# Task to carry out:
Filter the lines below, copying only those with the string "need".

(Dataset rows for apps and sites)
■ ■ ■ ■
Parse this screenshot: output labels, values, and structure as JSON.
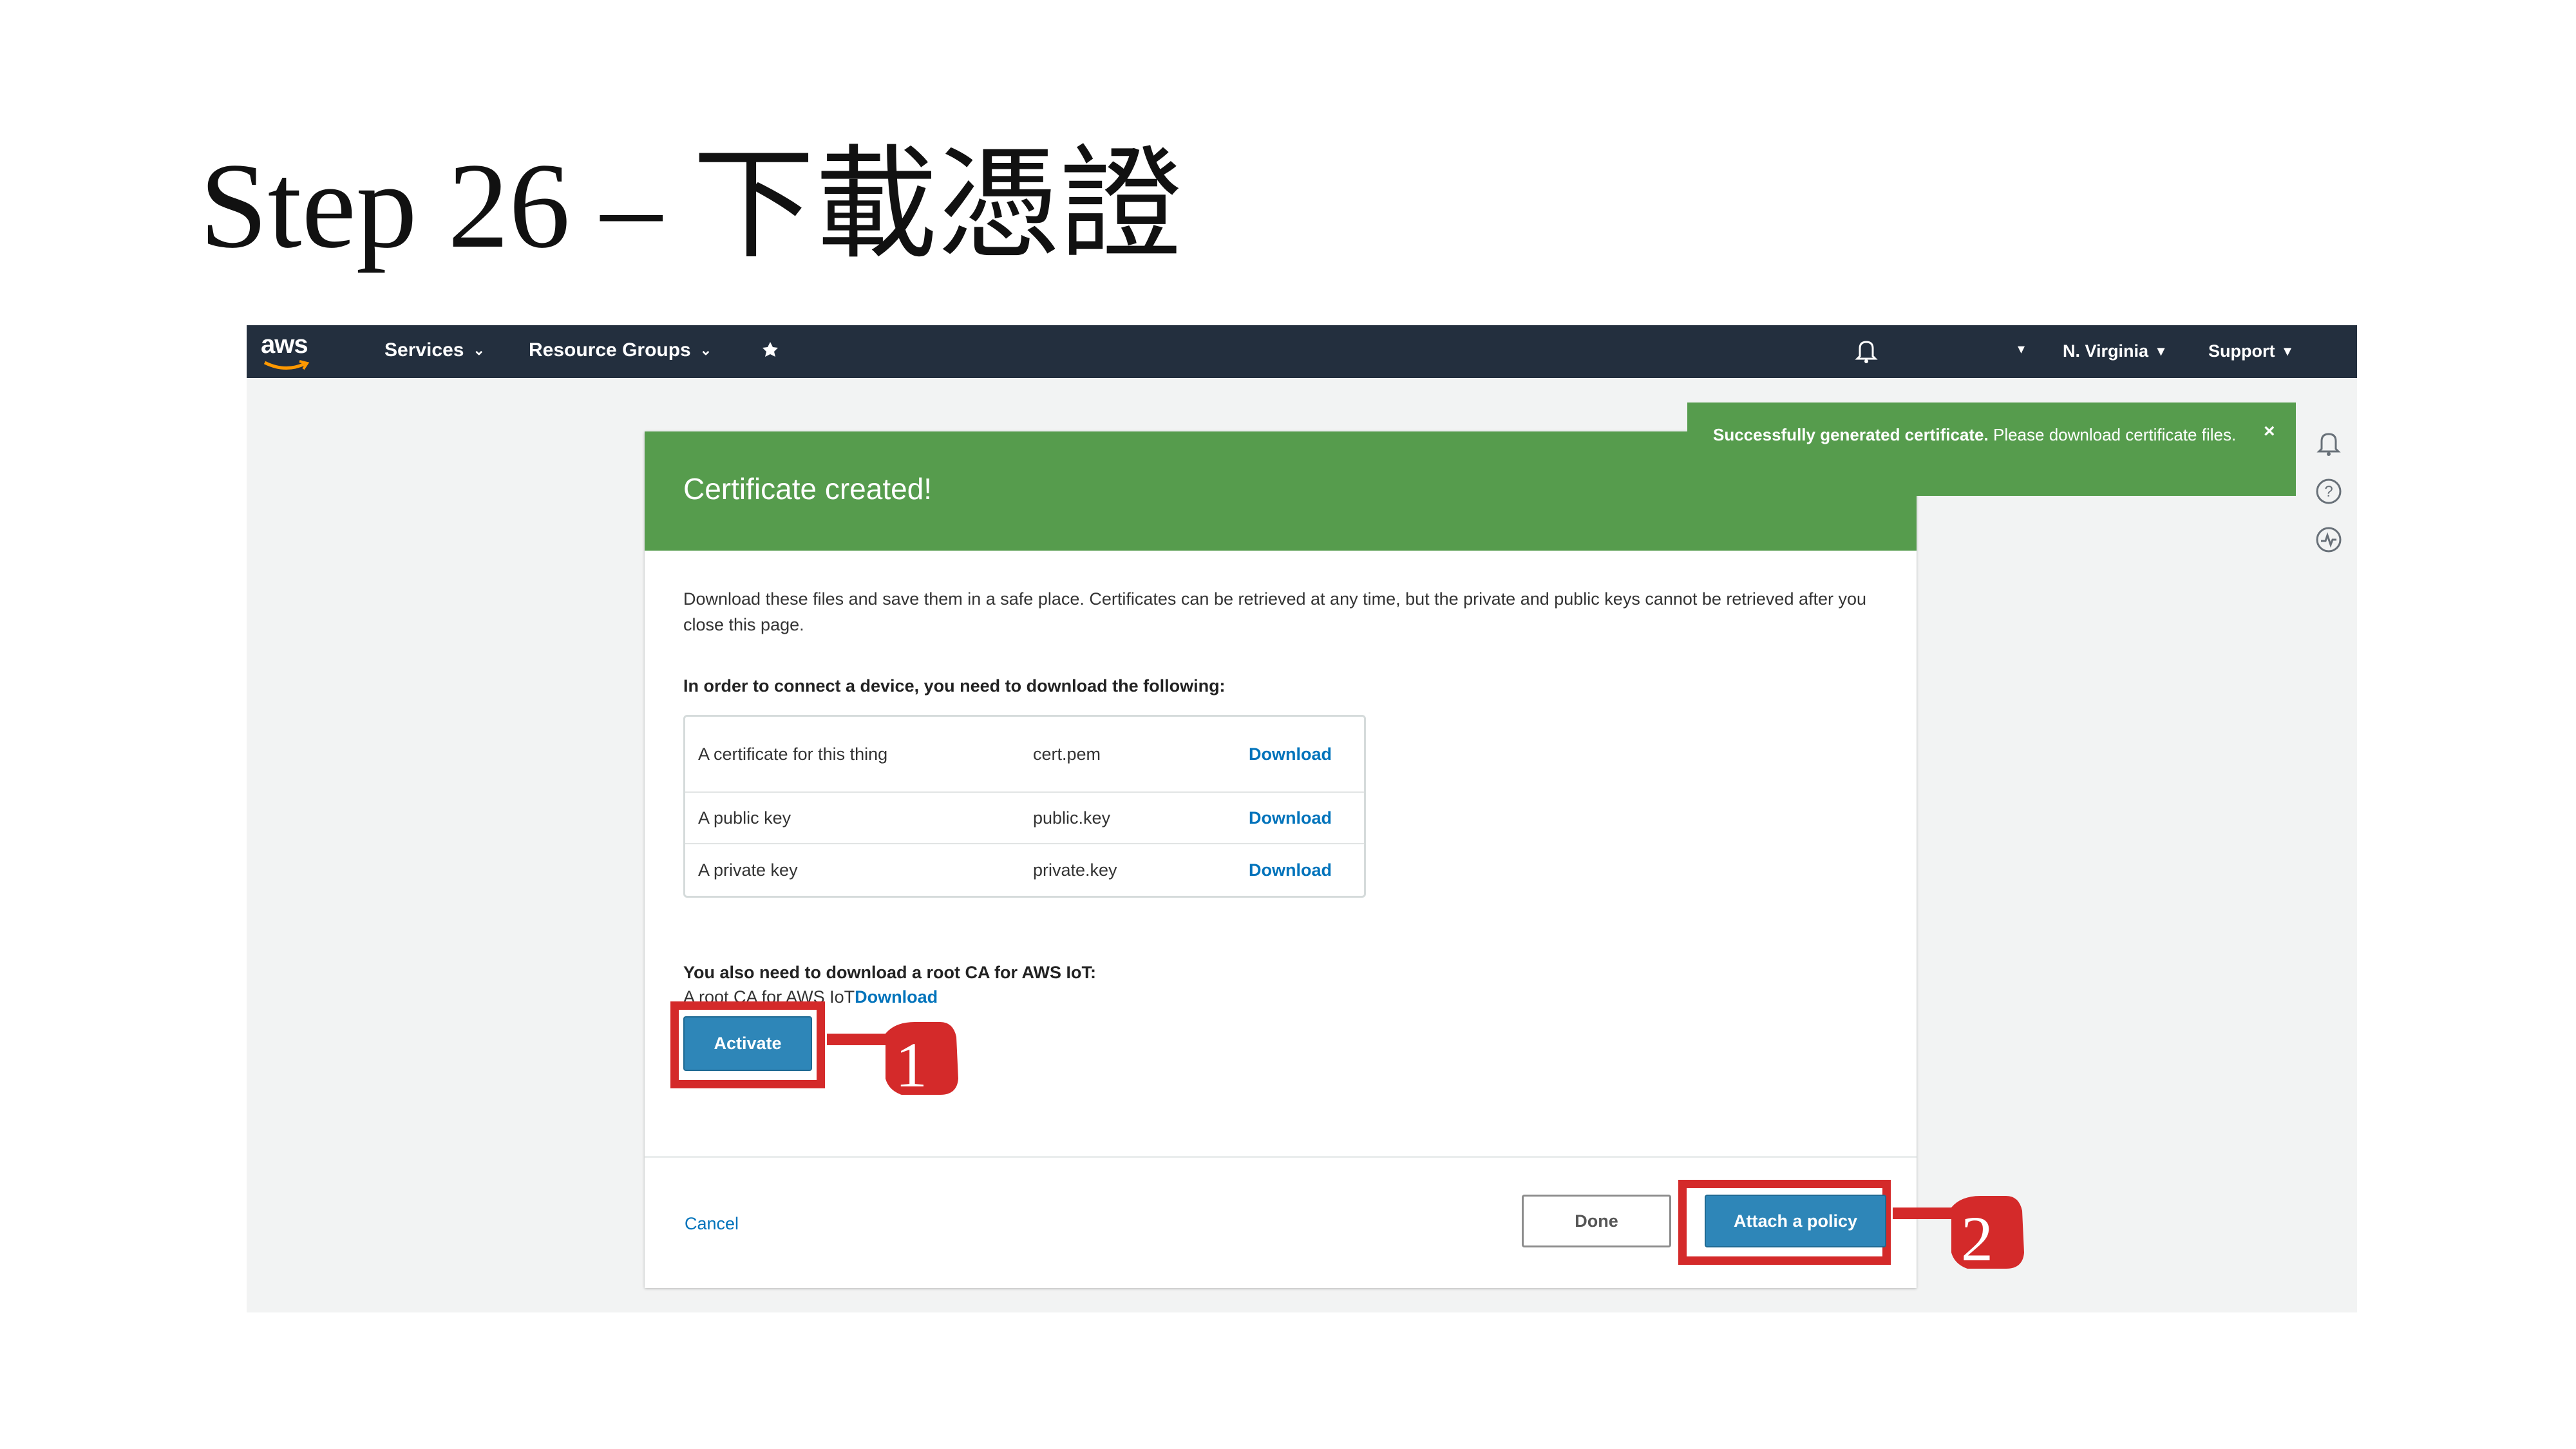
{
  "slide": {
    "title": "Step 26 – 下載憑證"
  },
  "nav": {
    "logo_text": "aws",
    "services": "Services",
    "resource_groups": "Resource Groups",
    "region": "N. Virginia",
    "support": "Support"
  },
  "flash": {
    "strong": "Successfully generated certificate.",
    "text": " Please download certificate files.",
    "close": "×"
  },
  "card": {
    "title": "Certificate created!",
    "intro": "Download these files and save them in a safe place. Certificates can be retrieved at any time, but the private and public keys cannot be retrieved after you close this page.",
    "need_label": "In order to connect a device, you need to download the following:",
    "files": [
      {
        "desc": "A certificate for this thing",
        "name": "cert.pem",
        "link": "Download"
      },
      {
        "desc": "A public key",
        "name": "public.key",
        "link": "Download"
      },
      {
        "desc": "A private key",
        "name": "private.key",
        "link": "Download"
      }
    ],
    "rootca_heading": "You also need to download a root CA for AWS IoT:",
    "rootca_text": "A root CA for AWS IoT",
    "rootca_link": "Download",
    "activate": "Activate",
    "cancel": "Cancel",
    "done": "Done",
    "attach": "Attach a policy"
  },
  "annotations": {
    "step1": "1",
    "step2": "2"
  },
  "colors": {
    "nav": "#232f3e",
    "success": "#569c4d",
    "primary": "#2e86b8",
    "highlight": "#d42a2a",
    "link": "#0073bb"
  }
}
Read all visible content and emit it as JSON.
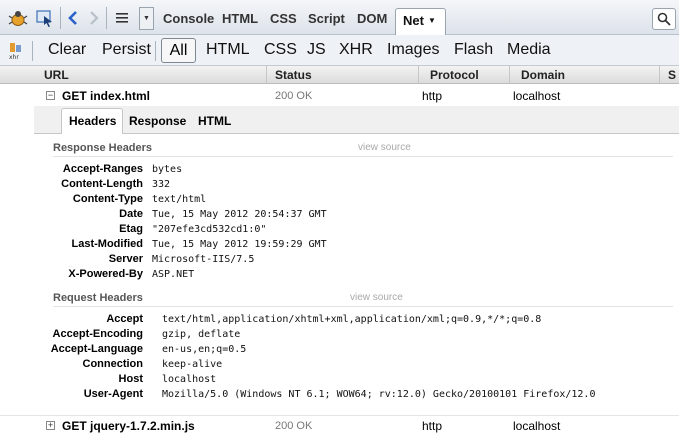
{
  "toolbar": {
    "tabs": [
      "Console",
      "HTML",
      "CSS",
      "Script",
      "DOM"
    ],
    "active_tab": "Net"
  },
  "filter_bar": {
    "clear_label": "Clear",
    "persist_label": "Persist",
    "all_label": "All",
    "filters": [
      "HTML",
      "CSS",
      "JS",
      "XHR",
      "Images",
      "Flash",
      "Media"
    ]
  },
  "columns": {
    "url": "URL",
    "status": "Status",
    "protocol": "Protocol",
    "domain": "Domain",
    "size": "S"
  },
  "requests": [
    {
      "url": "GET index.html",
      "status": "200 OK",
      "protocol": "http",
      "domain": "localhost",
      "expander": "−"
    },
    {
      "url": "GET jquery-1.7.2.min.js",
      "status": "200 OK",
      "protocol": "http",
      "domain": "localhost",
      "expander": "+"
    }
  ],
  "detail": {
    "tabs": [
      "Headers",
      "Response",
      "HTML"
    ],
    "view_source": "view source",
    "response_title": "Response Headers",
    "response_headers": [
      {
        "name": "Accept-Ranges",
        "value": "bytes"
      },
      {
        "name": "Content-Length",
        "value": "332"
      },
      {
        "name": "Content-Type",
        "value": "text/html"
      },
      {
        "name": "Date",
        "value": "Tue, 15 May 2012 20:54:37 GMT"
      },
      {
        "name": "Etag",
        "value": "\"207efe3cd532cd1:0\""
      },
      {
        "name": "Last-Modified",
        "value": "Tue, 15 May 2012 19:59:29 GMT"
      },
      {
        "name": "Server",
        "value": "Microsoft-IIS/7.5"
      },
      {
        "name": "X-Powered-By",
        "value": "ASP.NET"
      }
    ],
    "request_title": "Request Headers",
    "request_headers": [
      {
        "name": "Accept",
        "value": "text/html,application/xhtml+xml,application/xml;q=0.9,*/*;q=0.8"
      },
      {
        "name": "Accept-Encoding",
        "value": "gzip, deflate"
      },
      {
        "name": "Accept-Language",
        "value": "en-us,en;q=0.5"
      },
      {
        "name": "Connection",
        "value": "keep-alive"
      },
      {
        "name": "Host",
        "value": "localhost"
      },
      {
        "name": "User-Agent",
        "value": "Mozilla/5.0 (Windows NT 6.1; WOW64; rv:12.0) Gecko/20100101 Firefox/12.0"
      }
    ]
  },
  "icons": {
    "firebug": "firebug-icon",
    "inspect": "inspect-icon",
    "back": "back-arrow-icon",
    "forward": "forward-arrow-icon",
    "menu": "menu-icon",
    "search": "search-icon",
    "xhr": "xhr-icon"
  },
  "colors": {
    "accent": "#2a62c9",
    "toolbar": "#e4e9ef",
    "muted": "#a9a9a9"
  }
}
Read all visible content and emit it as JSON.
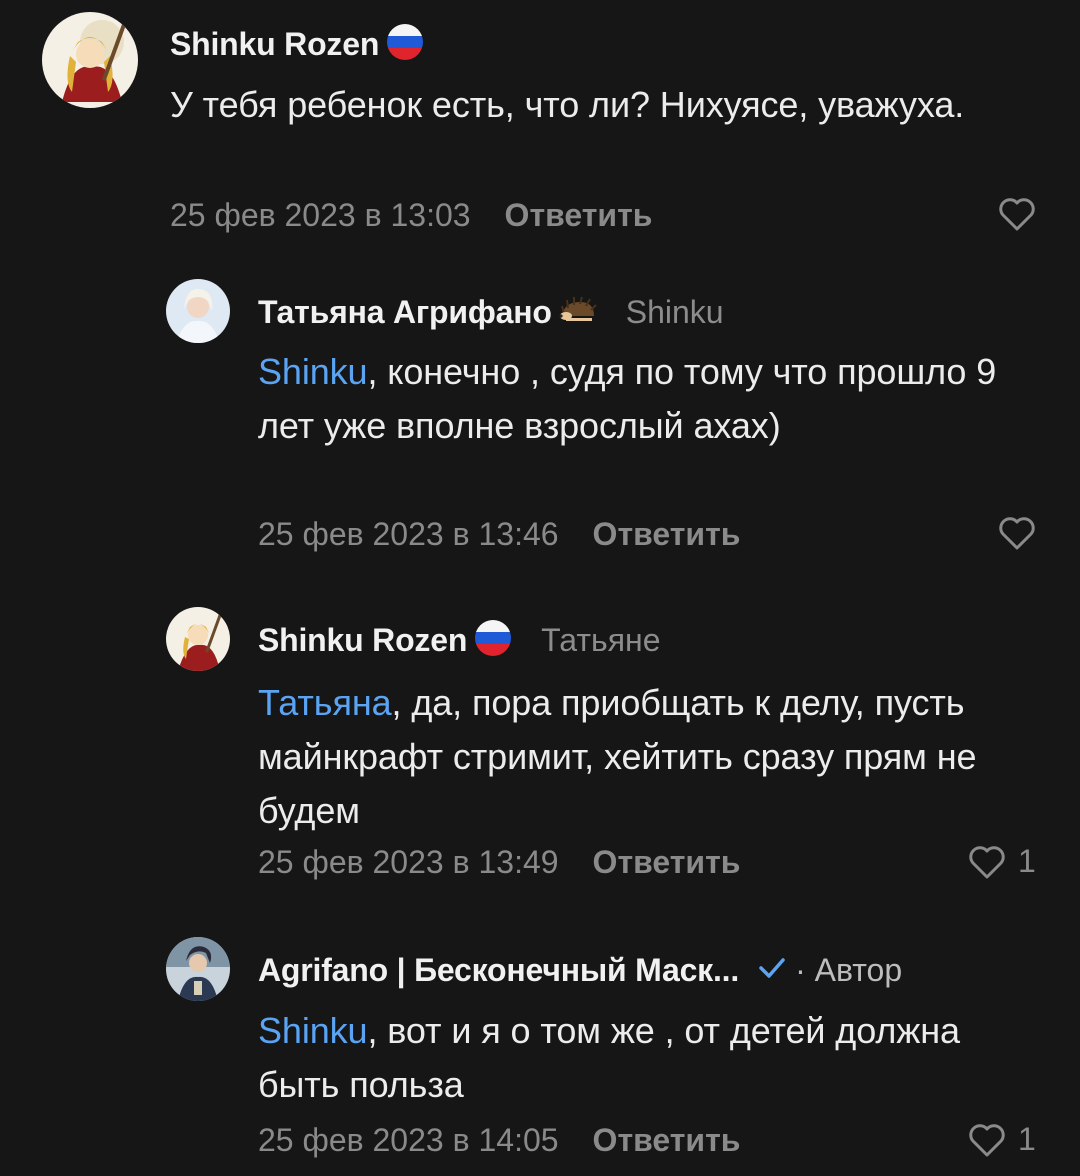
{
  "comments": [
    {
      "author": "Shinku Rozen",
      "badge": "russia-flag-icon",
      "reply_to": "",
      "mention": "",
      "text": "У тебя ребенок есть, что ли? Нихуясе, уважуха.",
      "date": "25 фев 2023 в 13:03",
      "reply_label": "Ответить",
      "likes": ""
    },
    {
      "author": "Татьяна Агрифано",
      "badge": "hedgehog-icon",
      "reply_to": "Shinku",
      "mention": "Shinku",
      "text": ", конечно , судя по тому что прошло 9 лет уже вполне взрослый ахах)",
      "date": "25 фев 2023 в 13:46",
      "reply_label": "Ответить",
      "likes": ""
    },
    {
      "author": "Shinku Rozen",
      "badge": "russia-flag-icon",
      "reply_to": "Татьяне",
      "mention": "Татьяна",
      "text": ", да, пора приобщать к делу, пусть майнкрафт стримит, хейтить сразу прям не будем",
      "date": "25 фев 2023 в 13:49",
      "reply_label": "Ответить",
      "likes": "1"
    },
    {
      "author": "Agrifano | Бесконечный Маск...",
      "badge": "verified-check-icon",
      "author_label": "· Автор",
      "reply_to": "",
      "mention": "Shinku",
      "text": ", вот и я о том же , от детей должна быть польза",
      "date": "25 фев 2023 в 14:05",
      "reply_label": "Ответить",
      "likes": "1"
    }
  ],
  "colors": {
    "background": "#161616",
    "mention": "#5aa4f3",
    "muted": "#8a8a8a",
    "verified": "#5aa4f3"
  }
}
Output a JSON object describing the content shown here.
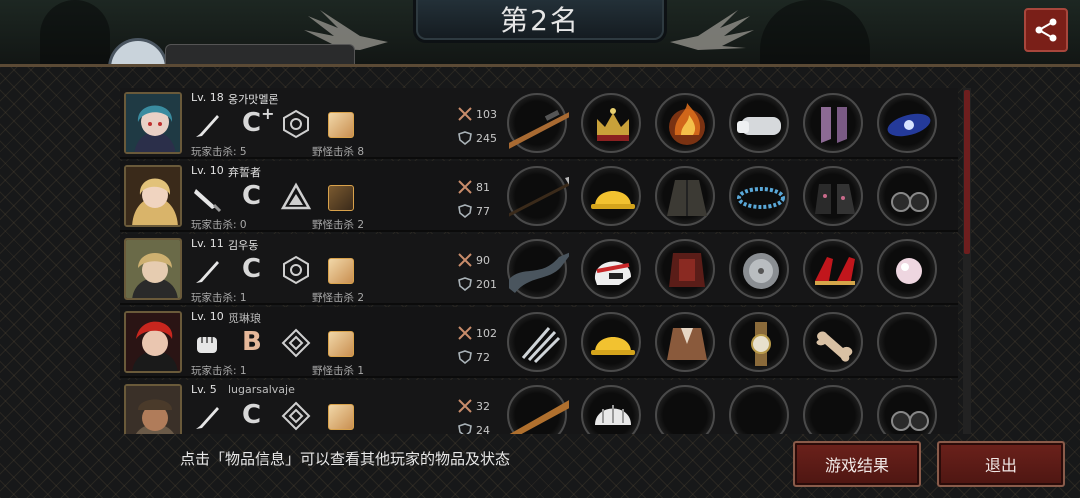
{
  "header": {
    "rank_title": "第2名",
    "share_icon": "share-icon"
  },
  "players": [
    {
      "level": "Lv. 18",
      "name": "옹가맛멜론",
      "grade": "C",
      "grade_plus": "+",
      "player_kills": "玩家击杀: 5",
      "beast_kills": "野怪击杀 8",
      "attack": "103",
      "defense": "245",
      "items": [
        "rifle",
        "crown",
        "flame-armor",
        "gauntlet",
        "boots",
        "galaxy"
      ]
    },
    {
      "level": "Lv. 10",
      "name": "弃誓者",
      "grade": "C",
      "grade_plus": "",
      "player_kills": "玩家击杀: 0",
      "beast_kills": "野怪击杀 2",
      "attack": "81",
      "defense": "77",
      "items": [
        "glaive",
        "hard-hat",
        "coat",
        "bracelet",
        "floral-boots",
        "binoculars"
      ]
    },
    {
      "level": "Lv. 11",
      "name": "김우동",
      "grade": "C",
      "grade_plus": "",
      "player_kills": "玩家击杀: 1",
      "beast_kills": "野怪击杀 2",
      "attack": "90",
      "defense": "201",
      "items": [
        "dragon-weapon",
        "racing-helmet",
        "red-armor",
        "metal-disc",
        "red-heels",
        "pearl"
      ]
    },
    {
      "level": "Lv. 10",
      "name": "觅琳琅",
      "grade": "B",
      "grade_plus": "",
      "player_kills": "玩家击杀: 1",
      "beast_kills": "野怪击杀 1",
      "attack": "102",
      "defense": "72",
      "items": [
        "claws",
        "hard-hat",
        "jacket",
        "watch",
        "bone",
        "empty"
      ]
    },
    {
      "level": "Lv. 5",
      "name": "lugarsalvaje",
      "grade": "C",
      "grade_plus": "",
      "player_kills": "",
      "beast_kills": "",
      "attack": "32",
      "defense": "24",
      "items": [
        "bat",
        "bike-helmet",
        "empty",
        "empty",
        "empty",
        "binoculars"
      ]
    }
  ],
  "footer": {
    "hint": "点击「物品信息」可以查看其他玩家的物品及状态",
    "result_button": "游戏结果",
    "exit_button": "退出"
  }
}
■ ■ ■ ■
# Written solution:
    "need_label": "In order to connect a device, you need to download the following:",
    "rootca_heading": "You also need to download a root CA for AWS IoT:",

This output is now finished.